Student - October 19, 2019

Phantom students cost the municipality money

Coretta Jongeling

Wageningen municipality probably misses out on thousands of euros because of phantom students: students who are living here but have not registered with the municipality.

Photo: Joris Schaap Text: Coretta Jongeling

The town gets a contribution from central government for every student who registers as a resident. According to Wageningen spokesperson Tjitske Zwerver, this is about 2500 euros per student per year. However, many students do not take the trouble to register because since the basic grant was scrapped, doing so no longer brings them any extra money. What is more, some students prefer to stay under the radar – those who are living together or sub-renting illegally, for example.

Not registered at the municipality? A 325-euro fine!

The municipality doesn’t know exactly how many phantom students there are in Wageningen. ‘About 730 houses are empty on paper, including a lot of addresses on the Haarweg and the Bornsesteeg,’ says Zwerver. Those addresses are now going to be monitored regularly. Students who are not registered will be fined up to 325 euros. Connect proposed earlier that students should be rewarded for registering. But the municipality first wants to see if the registration level can be raised through a campaign on social media.


Re:actions 6

  • Registration is easy
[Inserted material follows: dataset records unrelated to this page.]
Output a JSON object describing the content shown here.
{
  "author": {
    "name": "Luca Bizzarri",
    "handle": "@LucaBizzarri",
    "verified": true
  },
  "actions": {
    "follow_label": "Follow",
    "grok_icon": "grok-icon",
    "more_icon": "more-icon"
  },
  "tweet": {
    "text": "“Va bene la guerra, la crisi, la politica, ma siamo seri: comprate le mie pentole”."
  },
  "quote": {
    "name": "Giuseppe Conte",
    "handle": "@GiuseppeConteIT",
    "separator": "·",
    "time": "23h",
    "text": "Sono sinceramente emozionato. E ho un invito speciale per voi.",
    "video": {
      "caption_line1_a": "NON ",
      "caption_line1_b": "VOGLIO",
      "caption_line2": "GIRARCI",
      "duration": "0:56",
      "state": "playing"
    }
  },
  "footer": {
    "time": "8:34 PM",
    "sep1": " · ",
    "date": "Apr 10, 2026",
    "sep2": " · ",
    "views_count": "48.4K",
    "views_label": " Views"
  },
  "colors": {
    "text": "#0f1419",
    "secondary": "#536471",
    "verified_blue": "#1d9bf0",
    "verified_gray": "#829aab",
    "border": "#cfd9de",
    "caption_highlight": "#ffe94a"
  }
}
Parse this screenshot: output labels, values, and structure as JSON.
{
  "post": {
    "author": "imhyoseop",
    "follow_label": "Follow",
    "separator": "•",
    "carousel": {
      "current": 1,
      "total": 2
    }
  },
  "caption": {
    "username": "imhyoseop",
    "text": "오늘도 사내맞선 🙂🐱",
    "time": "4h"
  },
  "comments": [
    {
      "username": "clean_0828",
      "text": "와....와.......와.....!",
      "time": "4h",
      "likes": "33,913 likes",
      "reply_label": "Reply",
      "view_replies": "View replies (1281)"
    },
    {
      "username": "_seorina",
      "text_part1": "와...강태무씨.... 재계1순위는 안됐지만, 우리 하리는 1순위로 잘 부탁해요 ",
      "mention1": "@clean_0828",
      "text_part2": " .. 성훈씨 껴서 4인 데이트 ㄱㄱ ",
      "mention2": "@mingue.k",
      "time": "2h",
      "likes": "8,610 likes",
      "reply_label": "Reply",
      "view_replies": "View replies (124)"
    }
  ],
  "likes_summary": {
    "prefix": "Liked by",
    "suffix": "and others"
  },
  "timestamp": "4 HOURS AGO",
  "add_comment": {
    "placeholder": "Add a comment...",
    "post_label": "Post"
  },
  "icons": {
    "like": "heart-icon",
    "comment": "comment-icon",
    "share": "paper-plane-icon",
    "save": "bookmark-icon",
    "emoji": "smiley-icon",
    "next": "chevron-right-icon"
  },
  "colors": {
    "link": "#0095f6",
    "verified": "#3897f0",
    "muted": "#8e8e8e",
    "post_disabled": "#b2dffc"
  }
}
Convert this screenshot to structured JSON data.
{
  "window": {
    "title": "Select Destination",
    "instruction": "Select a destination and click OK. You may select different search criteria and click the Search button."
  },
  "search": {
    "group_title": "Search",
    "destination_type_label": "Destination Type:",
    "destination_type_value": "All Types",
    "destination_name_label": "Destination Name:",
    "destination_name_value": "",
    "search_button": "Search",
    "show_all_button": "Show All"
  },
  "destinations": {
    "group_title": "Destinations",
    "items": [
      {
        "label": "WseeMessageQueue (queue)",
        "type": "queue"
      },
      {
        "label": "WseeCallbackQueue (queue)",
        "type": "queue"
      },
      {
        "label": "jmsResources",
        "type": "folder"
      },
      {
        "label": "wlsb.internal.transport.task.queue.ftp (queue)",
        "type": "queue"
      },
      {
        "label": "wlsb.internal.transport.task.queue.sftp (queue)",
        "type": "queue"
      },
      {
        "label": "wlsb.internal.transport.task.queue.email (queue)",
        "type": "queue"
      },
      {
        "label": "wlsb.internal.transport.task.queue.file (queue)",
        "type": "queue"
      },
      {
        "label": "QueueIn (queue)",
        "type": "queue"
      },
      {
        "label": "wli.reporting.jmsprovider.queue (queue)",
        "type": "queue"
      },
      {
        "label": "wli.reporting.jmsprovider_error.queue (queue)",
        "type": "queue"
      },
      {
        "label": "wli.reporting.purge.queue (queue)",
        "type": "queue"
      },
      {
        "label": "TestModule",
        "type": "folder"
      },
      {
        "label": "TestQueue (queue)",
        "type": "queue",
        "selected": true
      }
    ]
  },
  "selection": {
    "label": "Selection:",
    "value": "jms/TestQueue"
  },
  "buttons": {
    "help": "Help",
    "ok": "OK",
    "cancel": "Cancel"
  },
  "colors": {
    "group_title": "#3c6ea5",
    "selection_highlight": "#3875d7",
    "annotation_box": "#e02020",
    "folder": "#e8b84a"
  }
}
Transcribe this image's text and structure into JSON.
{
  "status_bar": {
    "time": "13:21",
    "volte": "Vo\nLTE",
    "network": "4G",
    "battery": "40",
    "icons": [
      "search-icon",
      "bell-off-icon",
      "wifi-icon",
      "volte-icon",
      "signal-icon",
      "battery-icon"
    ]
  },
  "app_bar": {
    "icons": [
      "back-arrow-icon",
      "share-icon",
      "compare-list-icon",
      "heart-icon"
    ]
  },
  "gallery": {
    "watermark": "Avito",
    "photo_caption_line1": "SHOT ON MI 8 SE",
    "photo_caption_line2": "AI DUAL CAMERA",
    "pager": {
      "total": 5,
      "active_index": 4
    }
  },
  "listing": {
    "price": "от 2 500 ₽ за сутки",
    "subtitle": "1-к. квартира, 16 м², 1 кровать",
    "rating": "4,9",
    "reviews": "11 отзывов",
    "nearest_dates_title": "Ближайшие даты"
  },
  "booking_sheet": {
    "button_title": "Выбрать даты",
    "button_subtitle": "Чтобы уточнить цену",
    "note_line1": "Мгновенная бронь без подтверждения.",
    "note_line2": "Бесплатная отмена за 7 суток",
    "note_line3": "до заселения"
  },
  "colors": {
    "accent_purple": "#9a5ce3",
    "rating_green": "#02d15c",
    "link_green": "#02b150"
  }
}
    Registration at the municipality is compulsory for anyone living in Wageningen for more than 4 months. It is very easy. Follow the guidelines ( The Town Hall is only 10 minutes cycling from Campus. An appointment is easily made (, or free entrance on Wednesday morning and Friday afternoon. If you choose not to register because of illegal renting, you may be committing a criminal offence. About one month before departing from the Netherlands, one needs to de-register again at the Town Hall. Both registration and de-registration are free of charge.

    • How to register when we live in the street

      How to register when we live in the street?

      Easy to say. If one has a place where it is allowed to register, he will register. There is simply no place to rent in Wageningen. The university is constantly accepting more students to make more money, while the city is very small and has no accommodation to offer. You can look for months for a basic studio.

      Nobody likes to rent what you call 'illegal renting', but there is no choice. It's illegal renting or living in the street. But the municipality doesn't care about that, because they only care whether they get the money for the registered students.

      'Criminal offence': it's so sad you have nothing else to say to people living at a friend's couch, in a tent or in a car. So human. And all this for the money again. Wageningen, definitively a place to avoid.

    • Registration is easy

      Dear 'How to register when we live in the street', your last sentence sums it all up perfectly. Please, by all means: do avoid to live in Wageningen, if you feel it is all about the municipality caring only for money. Clearly this is not the town you will be happy then. And there is more space then for positive people. People who realize that one cannot demand housing to be available on the spot. For example, did you know many non-students are on the waiting list for housing for more than 5 years - more than study time in Wageningen? By the way, as stated in the article, quite a few students renting legally do not bother to register.
      So stop whining, take action and (temporarily) rent a room in Ede or Renkum, accept that you will have some months living a little bit further away from Campus until Idealis or others have this wonderful room in Wageningen available.

    • who cares about registration

      'Then there is more space for positive people'
      'People who realize that one cannot demand housing to be available on the spot'
      'stop whining'

      I just hope you end up living in the street and see if you would be whining, and someone telling you to leave the city to make space for positive people because you are not happy about it.

      For your information, you can spend several months in a car or at a friend's couch in Wageningen (or around). But you seem not aware of the situation and only thinking in terms of 'rules->money'. What a disconnection against the reality.

  • samy

    The registration is a pain for many students. You cannot find a place to live in Wageningen and even if you find one you should be able to register there, which is not always possible. But always in the netherlands, this is all about money, the rest is not so important.

  • Stevie

    This is outrageous! In the past few years I have put up people in my house and I allowed them to register themselves. Just to help them. However, when they left it became a problem to get them unregistered. The service provided in the town hall by the civil affairs department was very, very poor. My former subtenants actually went to unregister before they left the country but later on it appeared that they had not been successful. They sent so many email messages from abroad - yes in English! - but to no avail. It even caused problems for me, because the health insurance of one of them was continued but bills were not being paid. I contacted the insurance company but was not able to stop the insurance. Eventually a debt mediator even came to our doorstep. Only when I went to the town hall to complain, the people in the town hall reluctantly promised to take action. Still they stated that I had myself to blame because I had allowed people to register on my address. What do they want now?